Rather than complaining about some other monthly celebration, I thought it would be more constructive to go through the list of official monthly celebrations to see what might suit me better for the month of March. For example, there is the "Irish-American Heritage Month". Given that the name Looney originates in Ireland, this should be appropriate for me. Perhaps it is one area where I can find a topic of agreement with our president O'Bama.
The "Music in Our Schools Month" is ruled out since I think the music program should A) include music, B) be musical and C), continue for more than a month. We must also note that America's schools aren't "Our" schools unless you are a member of a teachers union. "National Brain Injury Awareness Month" is something I won't comment on, but "National Celery Month" is what really gets me excited. Can you imagine getting to eat only celery for a month? We really don't need "National Craft Month" since this is to be outsourced and Americans simply have no patience for such frivolities anymore.
Then there is "National Frozen Food Month". My Asian influence has taught me that it ain't fresh and worthy of being eaten unless it was twitching five minutes earlier. There is a "National Middle Level Education Month", which - this being America - I presume is a typo for what was intended to be "National Mediocre Education Level Month". The most overly nutritionized nation in the world is the US, so we quite uselessly have a "National Nutrition Month". The "National Peanut Month" strikes me as unnecessary also, given that there is no lack of peanuts and one of our peanut farmers famously became a president. Do we really need to promote more peanuts at the expense of cashews, walnuts, almonds, etc.? Perhaps if it were "National Dry Roasted Peanuts with Sea Salt Month". The "Red Cross Month" has expanded to a permanent governance of the western world by Cross Red's, so I am not worried that this topic won't get enough attention either.
The one that really sticks out to me as necessary is "National Professional Social Work Month". The Biblical story of the Good Samaritan celebrates the social work of an amateur who took on something at the spur of the moment and entirely at his own expense. He picks up a beaten man and cares for him, eventually transporting him to an Inn Keeper. The Inn Keeper is then paid a fee to continue taking care of the beaten man and bring him back to health. In the modernist version of this story, the hero is the Inn Keeper who is a professional doing charity for a fee. The Good Samaritan is undoubtedly a deranged vigilante who probably made matters worse by his intervention. Did he have a license to do what he did? Would it not have been better for him to have paid his taxes and left the business of charity to properly trained and equipped professionals? Was his mule certified for carrying passengers? Did he have insurance? Were his actions in compliance with the regulatory environment? How do we know that he didn't beat and rob the man in the first place?

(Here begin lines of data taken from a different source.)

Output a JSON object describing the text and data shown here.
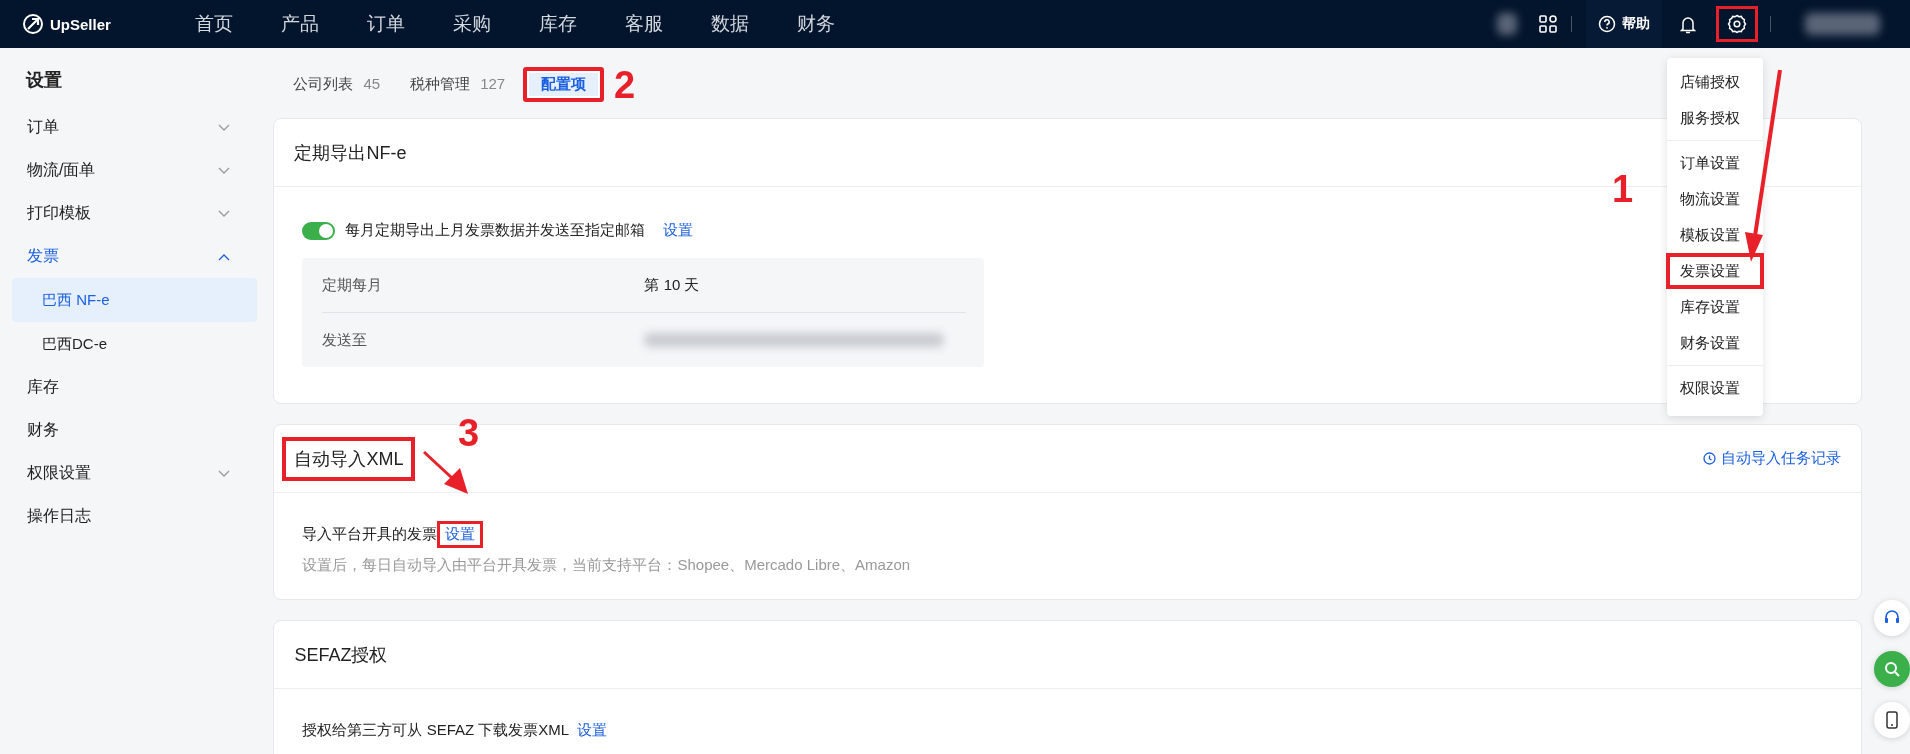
{
  "topbar": {
    "logo": "UpSeller",
    "nav": [
      {
        "label": "首页"
      },
      {
        "label": "产品"
      },
      {
        "label": "订单"
      },
      {
        "label": "采购"
      },
      {
        "label": "库存"
      },
      {
        "label": "客服"
      },
      {
        "label": "数据"
      },
      {
        "label": "财务"
      }
    ],
    "help": "帮助",
    "settings_highlighted": true
  },
  "sidebar": {
    "title": "设置",
    "items": [
      {
        "label": "订单",
        "kind": "group",
        "expanded": false,
        "selected": false
      },
      {
        "label": "物流/面单",
        "kind": "group",
        "expanded": false,
        "selected": false
      },
      {
        "label": "打印模板",
        "kind": "group",
        "expanded": false,
        "selected": false
      },
      {
        "label": "发票",
        "kind": "group",
        "expanded": true,
        "selected": true,
        "children": [
          {
            "label": "巴西 NF-e",
            "selected": true
          },
          {
            "label": "巴西DC-e",
            "selected": false
          }
        ]
      },
      {
        "label": "库存",
        "kind": "link",
        "selected": false
      },
      {
        "label": "财务",
        "kind": "link",
        "selected": false
      },
      {
        "label": "权限设置",
        "kind": "group",
        "expanded": false,
        "selected": false
      },
      {
        "label": "操作日志",
        "kind": "link",
        "selected": false
      }
    ]
  },
  "tabs": [
    {
      "label": "公司列表",
      "count": "45",
      "selected": false,
      "highlighted": false
    },
    {
      "label": "税种管理",
      "count": "127",
      "selected": false,
      "highlighted": false
    },
    {
      "label": "配置项",
      "selected": true,
      "highlighted": true
    }
  ],
  "cards": [
    {
      "title": "定期导出NF-e",
      "title_highlighted": false,
      "toggle": {
        "on": true,
        "label": "每月定期导出上月发票数据并发送至指定邮箱",
        "link": "设置"
      },
      "details": [
        {
          "label": "定期每月",
          "value": "第 10 天"
        },
        {
          "label": "发送至",
          "blurred": true
        }
      ]
    },
    {
      "title": "自动导入XML",
      "title_highlighted": true,
      "action": "自动导入任务记录",
      "line": "导入平台开具的发票",
      "link": "设置",
      "link_highlighted": true,
      "hint": "设置后，每日自动导入由平台开具发票，当前支持平台：Shopee、Mercado Libre、Amazon"
    },
    {
      "title": "SEFAZ授权",
      "title_highlighted": false,
      "line": "授权给第三方可从 SEFAZ 下载发票XML",
      "link": "设置",
      "link_highlighted": false
    }
  ],
  "dropdown": {
    "groups": [
      [
        {
          "label": "店铺授权",
          "highlighted": false
        },
        {
          "label": "服务授权",
          "highlighted": false
        }
      ],
      [
        {
          "label": "订单设置",
          "highlighted": false
        },
        {
          "label": "物流设置",
          "highlighted": false
        },
        {
          "label": "模板设置",
          "highlighted": false
        },
        {
          "label": "发票设置",
          "highlighted": true
        },
        {
          "label": "库存设置",
          "highlighted": false
        },
        {
          "label": "财务设置",
          "highlighted": false
        }
      ],
      [
        {
          "label": "权限设置",
          "highlighted": false
        }
      ]
    ]
  },
  "callouts": [
    {
      "number": "1"
    },
    {
      "number": "2"
    },
    {
      "number": "3"
    }
  ]
}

Perhaps, "Love your neighbor as yourself" should be left to the professionals. Let's take a month to celebrate this!